Peel's death was very sudden

Chef Mark Peel's death came just nine days after he reportedly received a diagnosis of an aggressive form of cancer, his daughter Vanessa Silverton-Peel told the L.A. Times. According to the New York Times, Silverton-Peel characterized the cancer as "germ cell," which refers to a tumor that most often begins in the reproductive organs (via Mayo Clinic).

His wife Daphne Brogdon, from whom he was separated, explained the sudden nature of Peel's death: "I don't know where to put my sadness. The added cruelty was how swiftly he was taken. He called me 9 days ago with news that he had just been diagnosed with stage 4 liver cancer. He was calm and brave and didn't want to interrupt the end of school party we were having. Our young children were foremost in his mind. He was surrounded by loved ones every day and night," (via Instagram).

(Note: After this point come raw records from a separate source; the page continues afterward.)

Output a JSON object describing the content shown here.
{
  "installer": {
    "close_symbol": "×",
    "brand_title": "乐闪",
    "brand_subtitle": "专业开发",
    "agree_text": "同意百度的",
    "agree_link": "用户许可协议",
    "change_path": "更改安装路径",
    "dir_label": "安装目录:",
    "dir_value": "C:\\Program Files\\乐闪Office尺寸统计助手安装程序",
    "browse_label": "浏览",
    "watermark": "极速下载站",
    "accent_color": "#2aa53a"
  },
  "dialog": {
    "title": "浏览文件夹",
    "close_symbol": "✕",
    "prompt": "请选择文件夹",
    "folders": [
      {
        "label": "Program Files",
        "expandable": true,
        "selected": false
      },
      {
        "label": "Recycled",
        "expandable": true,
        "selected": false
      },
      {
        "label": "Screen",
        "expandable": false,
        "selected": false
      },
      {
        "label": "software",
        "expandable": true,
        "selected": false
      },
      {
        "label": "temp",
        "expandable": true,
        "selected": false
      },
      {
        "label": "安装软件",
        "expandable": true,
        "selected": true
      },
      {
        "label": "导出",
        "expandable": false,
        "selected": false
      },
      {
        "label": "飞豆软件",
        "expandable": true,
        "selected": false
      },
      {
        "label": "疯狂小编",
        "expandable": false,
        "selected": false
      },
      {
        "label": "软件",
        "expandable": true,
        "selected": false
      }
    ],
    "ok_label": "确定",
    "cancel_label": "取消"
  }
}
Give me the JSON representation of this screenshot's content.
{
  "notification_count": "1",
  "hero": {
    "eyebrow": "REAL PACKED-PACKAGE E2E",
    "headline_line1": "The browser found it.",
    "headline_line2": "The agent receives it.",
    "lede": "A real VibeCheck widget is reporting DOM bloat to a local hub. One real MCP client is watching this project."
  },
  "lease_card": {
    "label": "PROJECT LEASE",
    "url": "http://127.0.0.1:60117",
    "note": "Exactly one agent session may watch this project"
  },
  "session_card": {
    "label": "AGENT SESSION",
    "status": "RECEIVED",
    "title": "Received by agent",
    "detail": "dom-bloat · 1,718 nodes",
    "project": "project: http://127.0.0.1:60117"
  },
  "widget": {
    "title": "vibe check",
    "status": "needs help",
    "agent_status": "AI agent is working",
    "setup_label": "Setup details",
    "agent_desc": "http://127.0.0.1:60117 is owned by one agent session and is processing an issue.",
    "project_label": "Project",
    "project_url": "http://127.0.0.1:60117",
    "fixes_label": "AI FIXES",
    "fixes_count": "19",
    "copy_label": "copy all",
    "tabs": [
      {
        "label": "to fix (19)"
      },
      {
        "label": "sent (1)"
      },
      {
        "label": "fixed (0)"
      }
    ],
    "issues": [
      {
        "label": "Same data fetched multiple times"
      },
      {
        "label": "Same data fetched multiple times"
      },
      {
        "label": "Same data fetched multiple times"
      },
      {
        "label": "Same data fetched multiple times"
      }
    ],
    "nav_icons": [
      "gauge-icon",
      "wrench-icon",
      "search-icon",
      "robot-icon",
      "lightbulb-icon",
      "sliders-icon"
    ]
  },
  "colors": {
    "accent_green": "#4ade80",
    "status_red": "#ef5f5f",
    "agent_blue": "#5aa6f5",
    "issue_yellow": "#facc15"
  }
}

Although there seems to be some confusion as to the precise diagnosis that Peel had been facing in his final days, what is clear is that he was admitted to a hospital nine days before his death for "unusual back pain" (per the New York Times) and was then diagnosed with end-stage cancer.